What the exercise asks: Text only, exactly as given: reproduce the entries below without their pictures.

Collected data entries:
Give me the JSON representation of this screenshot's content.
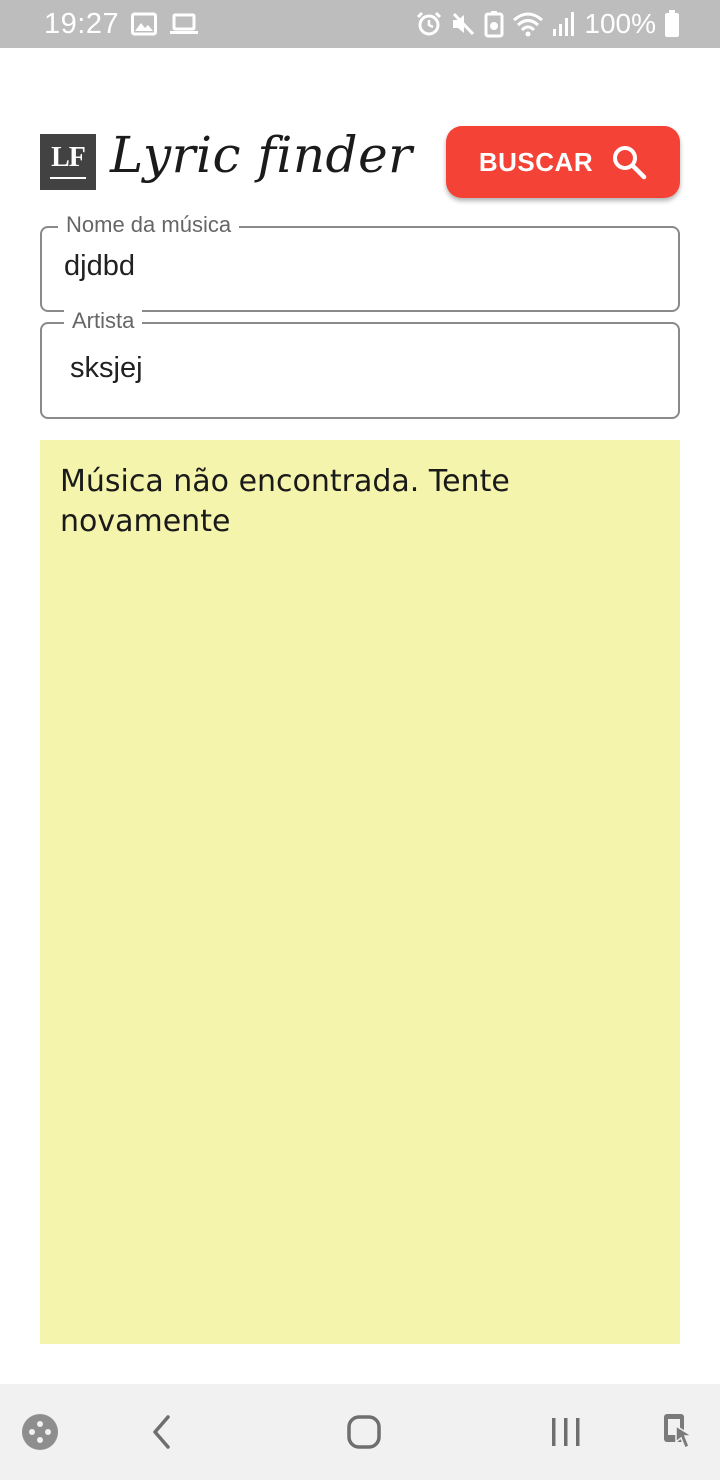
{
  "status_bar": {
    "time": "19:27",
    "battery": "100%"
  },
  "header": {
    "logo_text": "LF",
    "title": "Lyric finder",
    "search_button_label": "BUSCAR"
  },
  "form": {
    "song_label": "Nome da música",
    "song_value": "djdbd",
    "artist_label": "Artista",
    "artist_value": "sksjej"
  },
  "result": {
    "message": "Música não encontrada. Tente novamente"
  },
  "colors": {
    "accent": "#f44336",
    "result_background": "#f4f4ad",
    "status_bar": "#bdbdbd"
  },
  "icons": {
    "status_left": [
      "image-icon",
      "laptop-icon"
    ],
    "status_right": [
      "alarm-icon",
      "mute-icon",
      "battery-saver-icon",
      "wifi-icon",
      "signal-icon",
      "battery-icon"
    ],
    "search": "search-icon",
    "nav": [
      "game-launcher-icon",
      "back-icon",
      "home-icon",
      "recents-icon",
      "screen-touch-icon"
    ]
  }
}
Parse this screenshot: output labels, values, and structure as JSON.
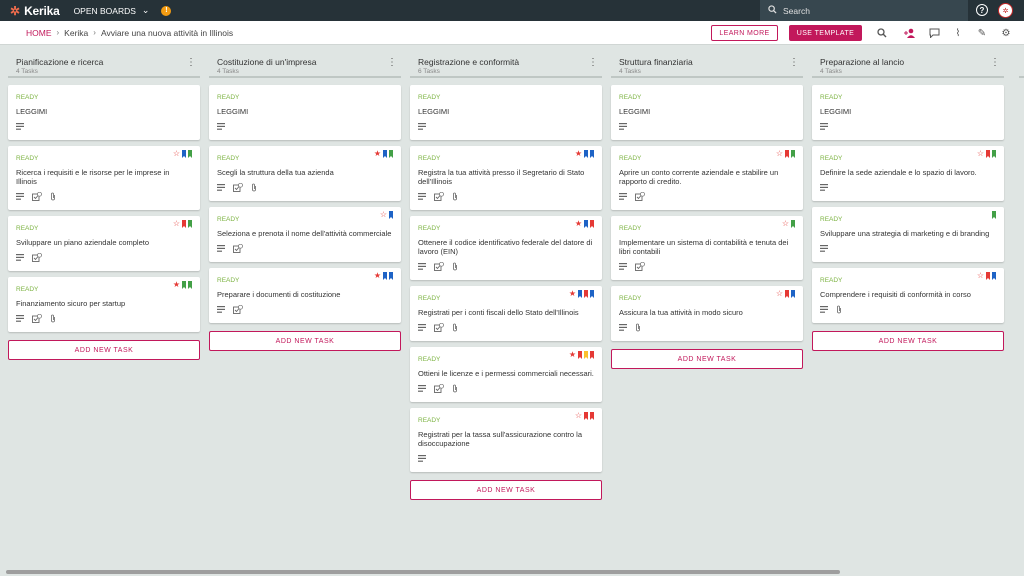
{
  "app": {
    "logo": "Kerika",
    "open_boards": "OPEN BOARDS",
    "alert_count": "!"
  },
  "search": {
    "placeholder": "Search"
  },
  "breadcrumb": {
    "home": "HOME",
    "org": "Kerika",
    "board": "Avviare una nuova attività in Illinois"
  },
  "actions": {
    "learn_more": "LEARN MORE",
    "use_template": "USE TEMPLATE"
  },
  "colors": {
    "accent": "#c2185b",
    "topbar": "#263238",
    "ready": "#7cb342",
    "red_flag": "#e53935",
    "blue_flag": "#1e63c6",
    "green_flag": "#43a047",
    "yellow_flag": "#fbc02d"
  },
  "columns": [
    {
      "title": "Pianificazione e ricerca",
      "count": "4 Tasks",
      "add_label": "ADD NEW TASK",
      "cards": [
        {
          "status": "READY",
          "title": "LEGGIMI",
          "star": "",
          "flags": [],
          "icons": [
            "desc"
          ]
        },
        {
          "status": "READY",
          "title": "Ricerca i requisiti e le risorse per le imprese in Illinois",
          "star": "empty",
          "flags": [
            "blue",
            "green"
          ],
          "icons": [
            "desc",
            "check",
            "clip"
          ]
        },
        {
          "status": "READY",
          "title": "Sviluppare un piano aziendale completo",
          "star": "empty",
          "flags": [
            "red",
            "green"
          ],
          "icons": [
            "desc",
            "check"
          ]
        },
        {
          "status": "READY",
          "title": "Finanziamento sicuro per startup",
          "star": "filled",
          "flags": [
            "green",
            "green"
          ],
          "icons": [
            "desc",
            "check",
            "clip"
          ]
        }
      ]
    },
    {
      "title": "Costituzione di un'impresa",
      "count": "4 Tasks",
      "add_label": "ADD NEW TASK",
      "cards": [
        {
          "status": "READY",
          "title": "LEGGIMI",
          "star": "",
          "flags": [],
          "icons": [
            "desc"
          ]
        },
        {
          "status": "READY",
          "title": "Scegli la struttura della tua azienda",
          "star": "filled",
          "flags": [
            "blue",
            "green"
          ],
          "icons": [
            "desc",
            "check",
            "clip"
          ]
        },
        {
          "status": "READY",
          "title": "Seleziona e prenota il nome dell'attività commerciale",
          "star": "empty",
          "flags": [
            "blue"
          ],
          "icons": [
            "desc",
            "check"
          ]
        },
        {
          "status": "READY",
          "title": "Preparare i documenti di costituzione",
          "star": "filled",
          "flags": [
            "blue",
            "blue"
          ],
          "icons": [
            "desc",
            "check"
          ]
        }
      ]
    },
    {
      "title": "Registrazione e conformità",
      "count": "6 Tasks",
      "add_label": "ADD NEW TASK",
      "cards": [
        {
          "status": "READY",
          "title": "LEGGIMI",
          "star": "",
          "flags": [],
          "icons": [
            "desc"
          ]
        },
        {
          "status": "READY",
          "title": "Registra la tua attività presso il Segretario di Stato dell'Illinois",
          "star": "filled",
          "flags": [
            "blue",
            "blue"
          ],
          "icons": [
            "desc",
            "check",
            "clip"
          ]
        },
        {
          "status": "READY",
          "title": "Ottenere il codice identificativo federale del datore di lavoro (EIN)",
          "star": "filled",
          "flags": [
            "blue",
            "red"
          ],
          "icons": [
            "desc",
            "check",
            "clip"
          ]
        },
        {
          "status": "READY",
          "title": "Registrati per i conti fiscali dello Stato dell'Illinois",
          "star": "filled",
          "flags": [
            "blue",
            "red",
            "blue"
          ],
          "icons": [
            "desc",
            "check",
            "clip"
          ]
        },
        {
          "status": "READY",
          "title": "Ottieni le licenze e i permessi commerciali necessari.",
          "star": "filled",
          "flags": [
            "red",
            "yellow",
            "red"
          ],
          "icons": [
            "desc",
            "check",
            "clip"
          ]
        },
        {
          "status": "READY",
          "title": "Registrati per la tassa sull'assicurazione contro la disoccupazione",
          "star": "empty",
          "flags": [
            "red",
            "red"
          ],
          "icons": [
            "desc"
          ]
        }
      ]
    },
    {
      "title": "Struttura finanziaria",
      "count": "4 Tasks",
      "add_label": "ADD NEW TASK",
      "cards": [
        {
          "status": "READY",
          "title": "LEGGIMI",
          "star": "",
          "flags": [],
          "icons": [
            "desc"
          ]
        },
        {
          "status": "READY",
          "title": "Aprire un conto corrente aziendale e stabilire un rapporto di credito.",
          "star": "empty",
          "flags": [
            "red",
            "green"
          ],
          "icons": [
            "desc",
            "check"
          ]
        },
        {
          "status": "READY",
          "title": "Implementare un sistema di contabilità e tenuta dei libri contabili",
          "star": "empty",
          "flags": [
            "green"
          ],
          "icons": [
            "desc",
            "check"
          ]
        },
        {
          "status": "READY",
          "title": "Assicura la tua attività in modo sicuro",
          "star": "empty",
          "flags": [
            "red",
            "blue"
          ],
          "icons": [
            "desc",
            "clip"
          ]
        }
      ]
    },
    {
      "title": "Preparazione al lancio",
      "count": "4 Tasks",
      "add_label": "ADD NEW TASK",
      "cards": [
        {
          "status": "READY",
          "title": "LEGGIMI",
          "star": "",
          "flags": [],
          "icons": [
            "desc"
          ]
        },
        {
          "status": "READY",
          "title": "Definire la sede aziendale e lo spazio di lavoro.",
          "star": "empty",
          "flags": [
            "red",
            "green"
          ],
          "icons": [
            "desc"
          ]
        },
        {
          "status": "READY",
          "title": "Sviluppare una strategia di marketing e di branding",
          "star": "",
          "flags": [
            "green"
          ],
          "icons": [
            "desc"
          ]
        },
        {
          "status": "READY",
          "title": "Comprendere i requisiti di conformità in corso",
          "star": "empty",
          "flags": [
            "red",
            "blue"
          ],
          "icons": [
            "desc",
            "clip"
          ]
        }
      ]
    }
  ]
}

Solution for this problem:
Give me the JSON representation of this screenshot's content.
{
  "status_bar": {
    "time": "19:27",
    "battery": "100%"
  },
  "header": {
    "logo_text": "LF",
    "title": "Lyric finder",
    "search_button_label": "BUSCAR"
  },
  "form": {
    "song_label": "Nome da música",
    "song_value": "djdbd",
    "artist_label": "Artista",
    "artist_value": "sksjej"
  },
  "result": {
    "message": "Música não encontrada. Tente novamente"
  },
  "colors": {
    "accent": "#f44336",
    "result_background": "#f4f4ad",
    "status_bar": "#bdbdbd"
  },
  "icons": {
    "status_left": [
      "image-icon",
      "laptop-icon"
    ],
    "status_right": [
      "alarm-icon",
      "mute-icon",
      "battery-saver-icon",
      "wifi-icon",
      "signal-icon",
      "battery-icon"
    ],
    "search": "search-icon",
    "nav": [
      "game-launcher-icon",
      "back-icon",
      "home-icon",
      "recents-icon",
      "screen-touch-icon"
    ]
  }
}
Parse this screenshot: output labels, values, and structure as JSON.
{
  "app": {
    "logo": "Kerika",
    "open_boards": "OPEN BOARDS",
    "alert_count": "!"
  },
  "search": {
    "placeholder": "Search"
  },
  "breadcrumb": {
    "home": "HOME",
    "org": "Kerika",
    "board": "Avviare una nuova attività in Illinois"
  },
  "actions": {
    "learn_more": "LEARN MORE",
    "use_template": "USE TEMPLATE"
  },
  "colors": {
    "accent": "#c2185b",
    "topbar": "#263238",
    "ready": "#7cb342",
    "red_flag": "#e53935",
    "blue_flag": "#1e63c6",
    "green_flag": "#43a047",
    "yellow_flag": "#fbc02d"
  },
  "columns": [
    {
      "title": "Pianificazione e ricerca",
      "count": "4 Tasks",
      "add_label": "ADD NEW TASK",
      "cards": [
        {
          "status": "READY",
          "title": "LEGGIMI",
          "star": "",
          "flags": [],
          "icons": [
            "desc"
          ]
        },
        {
          "status": "READY",
          "title": "Ricerca i requisiti e le risorse per le imprese in Illinois",
          "star": "empty",
          "flags": [
            "blue",
            "green"
          ],
          "icons": [
            "desc",
            "check",
            "clip"
          ]
        },
        {
          "status": "READY",
          "title": "Sviluppare un piano aziendale completo",
          "star": "empty",
          "flags": [
            "red",
            "green"
          ],
          "icons": [
            "desc",
            "check"
          ]
        },
        {
          "status": "READY",
          "title": "Finanziamento sicuro per startup",
          "star": "filled",
          "flags": [
            "green",
            "green"
          ],
          "icons": [
            "desc",
            "check",
            "clip"
          ]
        }
      ]
    },
    {
      "title": "Costituzione di un'impresa",
      "count": "4 Tasks",
      "add_label": "ADD NEW TASK",
      "cards": [
        {
          "status": "READY",
          "title": "LEGGIMI",
          "star": "",
          "flags": [],
          "icons": [
            "desc"
          ]
        },
        {
          "status": "READY",
          "title": "Scegli la struttura della tua azienda",
          "star": "filled",
          "flags": [
            "blue",
            "green"
          ],
          "icons": [
            "desc",
            "check",
            "clip"
          ]
        },
        {
          "status": "READY",
          "title": "Seleziona e prenota il nome dell'attività commerciale",
          "star": "empty",
          "flags": [
            "blue"
          ],
          "icons": [
            "desc",
            "check"
          ]
        },
        {
          "status": "READY",
          "title": "Preparare i documenti di costituzione",
          "star": "filled",
          "flags": [
            "blue",
            "blue"
          ],
          "icons": [
            "desc",
            "check"
          ]
        }
      ]
    },
    {
      "title": "Registrazione e conformità",
      "count": "6 Tasks",
      "add_label": "ADD NEW TASK",
      "cards": [
        {
          "status": "READY",
          "title": "LEGGIMI",
          "star": "",
          "flags": [],
          "icons": [
            "desc"
          ]
        },
        {
          "status": "READY",
          "title": "Registra la tua attività presso il Segretario di Stato dell'Illinois",
          "star": "filled",
          "flags": [
            "blue",
            "blue"
          ],
          "icons": [
            "desc",
            "check",
            "clip"
          ]
        },
        {
          "status": "READY",
          "title": "Ottenere il codice identificativo federale del datore di lavoro (EIN)",
          "star": "filled",
          "flags": [
            "blue",
            "red"
          ],
          "icons": [
            "desc",
            "check",
            "clip"
          ]
        },
        {
          "status": "READY",
          "title": "Registrati per i conti fiscali dello Stato dell'Illinois",
          "star": "filled",
          "flags": [
            "blue",
            "red",
            "blue"
          ],
          "icons": [
            "desc",
            "check",
            "clip"
          ]
        },
        {
          "status": "READY",
          "title": "Ottieni le licenze e i permessi commerciali necessari.",
          "star": "filled",
          "flags": [
            "red",
            "yellow",
            "red"
          ],
          "icons": [
            "desc",
            "check",
            "clip"
          ]
        },
        {
          "status": "READY",
          "title": "Registrati per la tassa sull'assicurazione contro la disoccupazione",
          "star": "empty",
          "flags": [
            "red",
            "red"
          ],
          "icons": [
            "desc"
          ]
        }
      ]
    },
    {
      "title": "Struttura finanziaria",
      "count": "4 Tasks",
      "add_label": "ADD NEW TASK",
      "cards": [
        {
          "status": "READY",
          "title": "LEGGIMI",
          "star": "",
          "flags": [],
          "icons": [
            "desc"
          ]
        },
        {
          "status": "READY",
          "title": "Aprire un conto corrente aziendale e stabilire un rapporto di credito.",
          "star": "empty",
          "flags": [
            "red",
            "green"
          ],
          "icons": [
            "desc",
            "check"
          ]
        },
        {
          "status": "READY",
          "title": "Implementare un sistema di contabilità e tenuta dei libri contabili",
          "star": "empty",
          "flags": [
            "green"
          ],
          "icons": [
            "desc",
            "check"
          ]
        },
        {
          "status": "READY",
          "title": "Assicura la tua attività in modo sicuro",
          "star": "empty",
          "flags": [
            "red",
            "blue"
          ],
          "icons": [
            "desc",
            "clip"
          ]
        }
      ]
    },
    {
      "title": "Preparazione al lancio",
      "count": "4 Tasks",
      "add_label": "ADD NEW TASK",
      "cards": [
        {
          "status": "READY",
          "title": "LEGGIMI",
          "star": "",
          "flags": [],
          "icons": [
            "desc"
          ]
        },
        {
          "status": "READY",
          "title": "Definire la sede aziendale e lo spazio di lavoro.",
          "star": "empty",
          "flags": [
            "red",
            "green"
          ],
          "icons": [
            "desc"
          ]
        },
        {
          "status": "READY",
          "title": "Sviluppare una strategia di marketing e di branding",
          "star": "",
          "flags": [
            "green"
          ],
          "icons": [
            "desc"
          ]
        },
        {
          "status": "READY",
          "title": "Comprendere i requisiti di conformità in corso",
          "star": "empty",
          "flags": [
            "red",
            "blue"
          ],
          "icons": [
            "desc",
            "clip"
          ]
        }
      ]
    }
  ]
}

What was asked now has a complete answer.